What you return must be the lines of the data that hold the word "title".

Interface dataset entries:
=== Begin Enclosure ===
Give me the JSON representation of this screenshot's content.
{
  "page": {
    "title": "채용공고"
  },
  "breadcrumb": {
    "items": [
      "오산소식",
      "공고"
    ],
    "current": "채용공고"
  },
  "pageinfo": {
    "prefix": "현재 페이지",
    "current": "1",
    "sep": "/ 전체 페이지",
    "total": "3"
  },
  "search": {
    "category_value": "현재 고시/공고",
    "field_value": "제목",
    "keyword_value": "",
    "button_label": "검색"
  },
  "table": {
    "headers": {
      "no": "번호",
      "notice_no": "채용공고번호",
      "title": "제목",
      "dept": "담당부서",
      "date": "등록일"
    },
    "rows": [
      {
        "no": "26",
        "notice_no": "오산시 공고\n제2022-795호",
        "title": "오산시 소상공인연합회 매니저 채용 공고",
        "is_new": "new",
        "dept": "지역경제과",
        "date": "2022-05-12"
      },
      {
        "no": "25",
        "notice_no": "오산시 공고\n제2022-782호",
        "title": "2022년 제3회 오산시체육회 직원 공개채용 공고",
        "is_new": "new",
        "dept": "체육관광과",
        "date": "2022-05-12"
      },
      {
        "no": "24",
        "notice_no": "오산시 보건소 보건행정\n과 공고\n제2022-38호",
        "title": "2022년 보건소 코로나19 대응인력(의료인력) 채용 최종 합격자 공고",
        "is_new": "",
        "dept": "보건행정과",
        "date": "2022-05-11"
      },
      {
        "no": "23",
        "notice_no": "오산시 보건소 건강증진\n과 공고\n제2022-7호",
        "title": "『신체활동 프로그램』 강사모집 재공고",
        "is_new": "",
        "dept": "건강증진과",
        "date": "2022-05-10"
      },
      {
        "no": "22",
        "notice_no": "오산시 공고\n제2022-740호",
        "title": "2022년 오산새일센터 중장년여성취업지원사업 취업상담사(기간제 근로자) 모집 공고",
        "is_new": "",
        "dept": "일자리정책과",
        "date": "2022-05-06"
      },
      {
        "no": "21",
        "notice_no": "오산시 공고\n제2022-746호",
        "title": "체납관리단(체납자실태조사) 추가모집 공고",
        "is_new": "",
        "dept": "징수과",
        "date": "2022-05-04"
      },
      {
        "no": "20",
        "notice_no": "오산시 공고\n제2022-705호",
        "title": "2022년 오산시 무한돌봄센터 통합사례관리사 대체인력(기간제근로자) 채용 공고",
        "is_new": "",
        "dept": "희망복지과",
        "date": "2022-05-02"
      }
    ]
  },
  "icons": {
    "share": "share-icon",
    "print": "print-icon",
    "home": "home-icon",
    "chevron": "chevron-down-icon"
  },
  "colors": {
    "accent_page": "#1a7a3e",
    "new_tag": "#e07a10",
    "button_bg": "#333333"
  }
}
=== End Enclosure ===
EXPECTED OUTPUT:
    "title": "채용공고"
      "title": "제목",
        "title": "오산시 소상공인연합회 매니저 채용 공고",
        "title": "2022년 제3회 오산시체육회 직원 공개채용 공고",
        "title": "2022년 보건소 코로나19 대응인력(의료인력) 채용 최종 합격자 공고",
        "title": "『신체활동 프로그램』 강사모집 재공고",
        "title": "2022년 오산새일센터 중장년여성취업지원사업 취업상담사(기간제 근로자) 모집 공고",
        "title": "체납관리단(체납자실태조사) 추가모집 공고",
        "title": "2022년 오산시 무한돌봄센터 통합사례관리사 대체인력(기간제근로자) 채용 공고",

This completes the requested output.